Data excerpts |
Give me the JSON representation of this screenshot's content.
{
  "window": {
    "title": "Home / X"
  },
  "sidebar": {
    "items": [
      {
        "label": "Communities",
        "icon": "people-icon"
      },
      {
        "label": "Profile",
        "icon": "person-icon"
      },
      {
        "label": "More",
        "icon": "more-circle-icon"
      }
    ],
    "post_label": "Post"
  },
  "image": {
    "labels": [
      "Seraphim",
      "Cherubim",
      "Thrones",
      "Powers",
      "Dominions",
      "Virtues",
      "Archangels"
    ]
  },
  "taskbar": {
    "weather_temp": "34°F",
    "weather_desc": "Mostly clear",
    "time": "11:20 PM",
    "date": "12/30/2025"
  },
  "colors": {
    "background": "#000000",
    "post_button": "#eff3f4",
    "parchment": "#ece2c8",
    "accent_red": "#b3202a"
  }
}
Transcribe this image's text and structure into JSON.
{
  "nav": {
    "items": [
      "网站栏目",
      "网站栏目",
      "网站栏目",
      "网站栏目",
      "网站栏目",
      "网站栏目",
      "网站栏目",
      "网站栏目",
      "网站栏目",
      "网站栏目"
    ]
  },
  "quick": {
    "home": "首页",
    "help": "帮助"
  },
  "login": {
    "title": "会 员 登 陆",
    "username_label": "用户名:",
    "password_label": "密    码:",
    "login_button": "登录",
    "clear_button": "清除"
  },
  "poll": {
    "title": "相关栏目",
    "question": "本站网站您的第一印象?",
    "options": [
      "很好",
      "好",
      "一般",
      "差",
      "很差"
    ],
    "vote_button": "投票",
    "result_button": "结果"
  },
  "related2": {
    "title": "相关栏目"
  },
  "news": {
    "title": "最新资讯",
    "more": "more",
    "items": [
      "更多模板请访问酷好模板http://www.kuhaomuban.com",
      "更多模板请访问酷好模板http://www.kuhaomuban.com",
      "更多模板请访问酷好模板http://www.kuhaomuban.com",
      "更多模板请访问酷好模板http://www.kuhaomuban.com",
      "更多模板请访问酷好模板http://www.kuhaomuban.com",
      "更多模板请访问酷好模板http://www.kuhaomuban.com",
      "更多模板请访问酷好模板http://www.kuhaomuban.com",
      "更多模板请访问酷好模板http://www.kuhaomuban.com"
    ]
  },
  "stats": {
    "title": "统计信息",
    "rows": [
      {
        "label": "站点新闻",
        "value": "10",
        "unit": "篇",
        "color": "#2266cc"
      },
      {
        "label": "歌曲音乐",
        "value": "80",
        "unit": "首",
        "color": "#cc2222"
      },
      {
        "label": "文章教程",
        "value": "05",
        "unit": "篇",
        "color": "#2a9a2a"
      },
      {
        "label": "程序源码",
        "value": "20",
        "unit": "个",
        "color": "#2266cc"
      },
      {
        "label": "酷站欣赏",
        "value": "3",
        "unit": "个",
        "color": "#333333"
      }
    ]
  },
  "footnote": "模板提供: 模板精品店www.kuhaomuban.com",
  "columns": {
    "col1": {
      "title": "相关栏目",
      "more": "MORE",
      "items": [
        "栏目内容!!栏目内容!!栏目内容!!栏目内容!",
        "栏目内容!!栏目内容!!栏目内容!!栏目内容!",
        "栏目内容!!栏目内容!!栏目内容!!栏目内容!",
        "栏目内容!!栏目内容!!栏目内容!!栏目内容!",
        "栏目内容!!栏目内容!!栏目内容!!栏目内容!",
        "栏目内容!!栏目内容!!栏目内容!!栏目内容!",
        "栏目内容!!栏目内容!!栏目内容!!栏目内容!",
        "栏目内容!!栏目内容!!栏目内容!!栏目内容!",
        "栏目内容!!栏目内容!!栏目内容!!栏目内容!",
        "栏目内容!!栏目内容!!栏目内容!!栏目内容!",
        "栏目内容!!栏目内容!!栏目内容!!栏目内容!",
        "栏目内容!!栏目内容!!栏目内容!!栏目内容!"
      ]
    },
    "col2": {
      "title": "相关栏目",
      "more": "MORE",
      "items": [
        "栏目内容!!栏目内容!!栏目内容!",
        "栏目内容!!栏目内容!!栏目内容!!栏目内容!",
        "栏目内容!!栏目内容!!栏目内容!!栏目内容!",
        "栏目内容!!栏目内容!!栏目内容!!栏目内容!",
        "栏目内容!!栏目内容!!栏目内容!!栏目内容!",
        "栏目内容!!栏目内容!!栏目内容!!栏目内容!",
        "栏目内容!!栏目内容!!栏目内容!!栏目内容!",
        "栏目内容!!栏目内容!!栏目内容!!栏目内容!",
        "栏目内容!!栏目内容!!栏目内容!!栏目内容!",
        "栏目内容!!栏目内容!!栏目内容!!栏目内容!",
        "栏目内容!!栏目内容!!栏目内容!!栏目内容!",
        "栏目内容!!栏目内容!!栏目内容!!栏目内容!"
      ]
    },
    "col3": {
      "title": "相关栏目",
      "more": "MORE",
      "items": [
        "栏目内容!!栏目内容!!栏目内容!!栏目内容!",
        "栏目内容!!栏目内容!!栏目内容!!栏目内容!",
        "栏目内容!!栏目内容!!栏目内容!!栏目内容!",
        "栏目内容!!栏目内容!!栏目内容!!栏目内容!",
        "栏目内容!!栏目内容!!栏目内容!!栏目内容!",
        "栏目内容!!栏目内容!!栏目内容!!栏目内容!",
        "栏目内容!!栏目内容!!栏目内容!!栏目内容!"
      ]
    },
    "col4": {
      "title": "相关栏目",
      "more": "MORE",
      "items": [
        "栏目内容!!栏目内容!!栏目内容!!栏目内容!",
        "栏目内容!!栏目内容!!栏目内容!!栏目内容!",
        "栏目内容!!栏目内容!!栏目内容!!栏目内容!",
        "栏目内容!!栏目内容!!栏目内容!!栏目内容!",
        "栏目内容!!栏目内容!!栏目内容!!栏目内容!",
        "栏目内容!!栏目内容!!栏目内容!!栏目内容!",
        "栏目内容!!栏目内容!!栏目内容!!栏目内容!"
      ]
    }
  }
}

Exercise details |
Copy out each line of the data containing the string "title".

Output of the exercise |
    "title": "Home / X"
    "title": "会 员 登 陆",
    "title": "相关栏目",
    "title": "相关栏目"
    "title": "最新资讯",
    "title": "统计信息",
      "title": "相关栏目",
      "title": "相关栏目",
      "title": "相关栏目",
      "title": "相关栏目",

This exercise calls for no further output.